Chelsea Camp is dismayed every time someone asks if she’s the wife, daughter or sister of a military service member or veteran.
Why? They forget to ask about her contribution to the U.S. Army — 12 years.
“What did they think of that disqualified me?” Camp asked, rhetorically.
She knows the answer. She’s a woman.
“People treat us like we have so much more to prove than our male counterparts,” Camp continued. “And it’s exhausting. Our time, youth and energy … it matters.”
Which is why on Saturday, June 12, Tennessee will celebrate Women’s Veterans Day.
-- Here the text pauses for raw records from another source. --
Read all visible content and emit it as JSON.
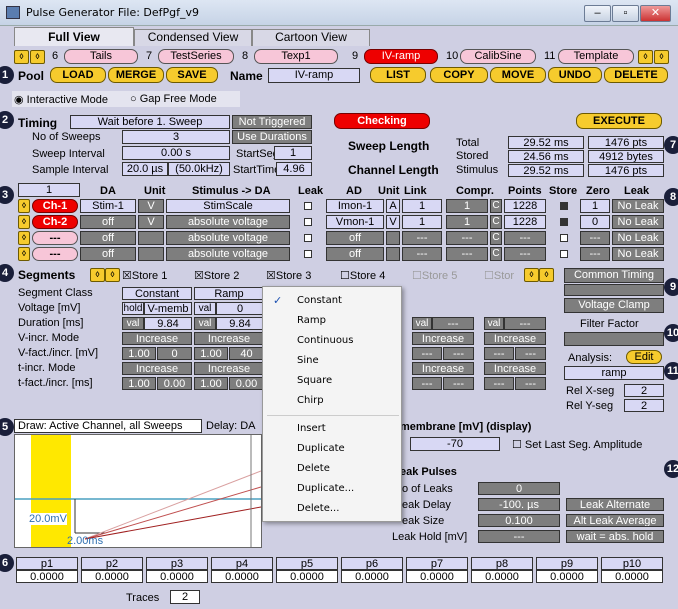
{
  "window": {
    "title": "Pulse Generator File: DefPgf_v9",
    "minimize": "–",
    "maximize": "▫",
    "close": "✕"
  },
  "tabs": [
    "Full View",
    "Condensed View",
    "Cartoon View"
  ],
  "sequences": [
    {
      "num": "6",
      "label": "Tails"
    },
    {
      "num": "7",
      "label": "TestSeries"
    },
    {
      "num": "8",
      "label": "Texp1"
    },
    {
      "num": "9",
      "label": "IV-ramp"
    },
    {
      "num": "10",
      "label": "CalibSine"
    },
    {
      "num": "11",
      "label": "Template"
    }
  ],
  "pool": {
    "label": "Pool",
    "load": "LOAD",
    "merge": "MERGE",
    "save": "SAVE",
    "name_label": "Name",
    "name_value": "IV-ramp",
    "list": "LIST",
    "copy": "COPY",
    "move": "MOVE",
    "undo": "UNDO",
    "delete": "DELETE"
  },
  "modes": {
    "interactive": "Interactive Mode",
    "gapfree": "Gap Free Mode"
  },
  "timing": {
    "label": "Timing",
    "wait": "Wait before 1. Sweep",
    "trigger": "Not Triggered",
    "checking": "Checking",
    "execute": "EXECUTE",
    "sweeps_label": "No of Sweeps",
    "sweeps": "3",
    "use_durations": "Use Durations",
    "interval_label": "Sweep Interval",
    "interval": "0.00 s",
    "startseg_label": "StartSeg",
    "startseg": "1",
    "sample_label": "Sample Interval",
    "sample": "20.0 µs",
    "sample_freq": "(50.0kHz)",
    "starttime_label": "StartTime",
    "starttime": "4.96"
  },
  "sweep_length": {
    "label": "Sweep Length",
    "channel_label": "Channel Length",
    "total_label": "Total",
    "stored_label": "Stored",
    "stimulus_label": "Stimulus",
    "total_ms": "29.52 ms",
    "total_pts": "1476 pts",
    "stored_ms": "24.56 ms",
    "stored_bytes": "4912 bytes",
    "stim_ms": "29.52 ms",
    "stim_pts": "1476 pts"
  },
  "channels": {
    "count": "1",
    "headers": {
      "da": "DA",
      "unit": "Unit",
      "stim": "Stimulus -> DA",
      "leak": "Leak",
      "ad": "AD",
      "adunit": "Unit",
      "link": "Link",
      "compr": "Compr.",
      "points": "Points",
      "store": "Store",
      "zero": "Zero",
      "leak2": "Leak"
    },
    "rows": [
      {
        "ch": "Ch-1",
        "da": "Stim-1",
        "unit": "V",
        "stim": "StimScale",
        "ad": "Imon-1",
        "adunit": "A",
        "link": "1",
        "compr": "1",
        "c": "C",
        "points": "1228",
        "zero": "1",
        "leak": "No Leak"
      },
      {
        "ch": "Ch-2",
        "da": "off",
        "unit": "V",
        "stim": "absolute voltage",
        "ad": "Vmon-1",
        "adunit": "V",
        "link": "1",
        "compr": "1",
        "c": "C",
        "points": "1228",
        "zero": "0",
        "leak": "No Leak"
      },
      {
        "ch": "---",
        "da": "off",
        "unit": "",
        "stim": "absolute voltage",
        "ad": "off",
        "adunit": "",
        "link": "---",
        "compr": "---",
        "c": "C",
        "points": "---",
        "zero": "---",
        "leak": "No Leak"
      },
      {
        "ch": "---",
        "da": "off",
        "unit": "",
        "stim": "absolute voltage",
        "ad": "off",
        "adunit": "",
        "link": "---",
        "compr": "---",
        "c": "C",
        "points": "---",
        "zero": "---",
        "leak": "No Leak"
      }
    ]
  },
  "segments": {
    "label": "Segments",
    "stores": [
      "Store 1",
      "Store 2",
      "Store 3",
      "Store 4",
      "Store 5",
      "Stor"
    ],
    "row_labels": [
      "Segment Class",
      "Voltage [mV]",
      "Duration [ms]",
      "V-incr. Mode",
      "V-fact./incr. [mV]",
      "t-incr. Mode",
      "t-fact./incr. [ms]"
    ],
    "seg1": {
      "class": "Constant",
      "volt_mode": "hold",
      "volt": "V-memb",
      "dur_mode": "val",
      "dur": "9.84",
      "vincr": "Increase",
      "vfact": "1.00",
      "vinc": "0",
      "tincr": "Increase",
      "tfact": "1.00",
      "tinc": "0.00"
    },
    "seg2": {
      "class": "Ramp",
      "volt_mode": "val",
      "volt": "0",
      "dur_mode": "val",
      "dur": "9.84",
      "vincr": "Increase",
      "vfact": "1.00",
      "vinc": "40",
      "tincr": "Increase",
      "tfact": "1.00",
      "tinc": "0.00"
    },
    "val": "val",
    "dash": "---",
    "increase": "Increase"
  },
  "right_panel": {
    "common_timing": "Common Timing",
    "voltage_clamp": "Voltage Clamp",
    "filter_factor": "Filter Factor",
    "analysis": "Analysis:",
    "edit": "Edit",
    "ramp": "ramp",
    "relx_label": "Rel X-seg",
    "relx": "2",
    "rely_label": "Rel Y-seg",
    "rely": "2"
  },
  "context_menu": [
    "Constant",
    "Ramp",
    "Continuous",
    "Sine",
    "Square",
    "Chirp",
    "Insert",
    "Duplicate",
    "Delete",
    "Duplicate...",
    "Delete..."
  ],
  "draw": {
    "title": "Draw: Active Channel, all Sweeps",
    "delay": "Delay: DA",
    "y_label": "20.0mV",
    "x_label": "2.00ms"
  },
  "membrane": {
    "label": "membrane [mV]  (display)",
    "value": "-70",
    "set_last": "Set Last Seg. Amplitude"
  },
  "leak": {
    "label": "eak Pulses",
    "num_label": "o of Leaks",
    "num": "0",
    "delay_label": "eak Delay",
    "delay": "-100. µs",
    "size_label": "eak Size",
    "size": "0.100",
    "hold_label": "Leak Hold [mV]",
    "hold": "---",
    "alternate": "Leak Alternate",
    "alt_avg": "Alt Leak Average",
    "wait": "wait = abs. hold"
  },
  "params": [
    {
      "name": "p1",
      "value": "0.0000"
    },
    {
      "name": "p2",
      "value": "0.0000"
    },
    {
      "name": "p3",
      "value": "0.0000"
    },
    {
      "name": "p4",
      "value": "0.0000"
    },
    {
      "name": "p5",
      "value": "0.0000"
    },
    {
      "name": "p6",
      "value": "0.0000"
    },
    {
      "name": "p7",
      "value": "0.0000"
    },
    {
      "name": "p8",
      "value": "0.0000"
    },
    {
      "name": "p9",
      "value": "0.0000"
    },
    {
      "name": "p10",
      "value": "0.0000"
    }
  ],
  "traces": {
    "label": "Traces",
    "value": "2"
  },
  "badges": [
    "1",
    "2",
    "3",
    "4",
    "5",
    "6",
    "7",
    "8",
    "9",
    "10",
    "11",
    "12"
  ],
  "colors": {
    "yellow": "#f6cb2d",
    "pink": "#f7c6d8",
    "red": "#e00000",
    "field": "#d8d8f4",
    "gray": "#7e7e7e",
    "badge": "#1a1f3a"
  }
}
Camp, a member of the Women Veterans of America (chapter 47), said as the state prepares to celebrate the holiday for the first time, she hopes it improves awareness of women’s presence and contributions.
WVA is a non-profit veterans service organization open to women who have served in any branch of the armed forces.
“Having a day where we can be proud with no fight,” Camp said, “I can just wake up and be proud that that day is for me.”
‘I think woman are under appreciated’
Women’s Veterans Day is not intended to take away from Veteran’s Day, but further acknowledge women who sacrificed while serving in the military, said Rep. Jason Hodges, D-Clarksville who in January sponsored HB 504.
Gov. Bill Lee signed the bill May 17.
“In many times I think woman are under appreciated, especially for their service in the military,” Hodges said. “Making sure that Women Veterans of America have a day to be able to share their story and to make sure history notates what woman have done,” is important.”
Why June 12th?
On June 12, 1948, former president Harry Truman signed off on the Women’s Armed Services Integration Act, legally permitting women to serve in all four branches of the military, according to the Truman Library Institute. This year marks the 73rd anniversary of the groundbreaking act.
Tennessee is the latest of 12 states who celebrate Women’s Veterans Day.
There are over 44,000 women veterans in the state, while Montgomery County alone represents almost 7,000, according to Veterans Affairs.
When recognizing Women’s Veterans Day, Monica Meeks, commander of WVA Chapter 47 (Clarksville) and retired army veteran, thinks about Cathay Williams, the only documented Black woman to serve as a Buffalo solider during the Civil War. She disguised as a man.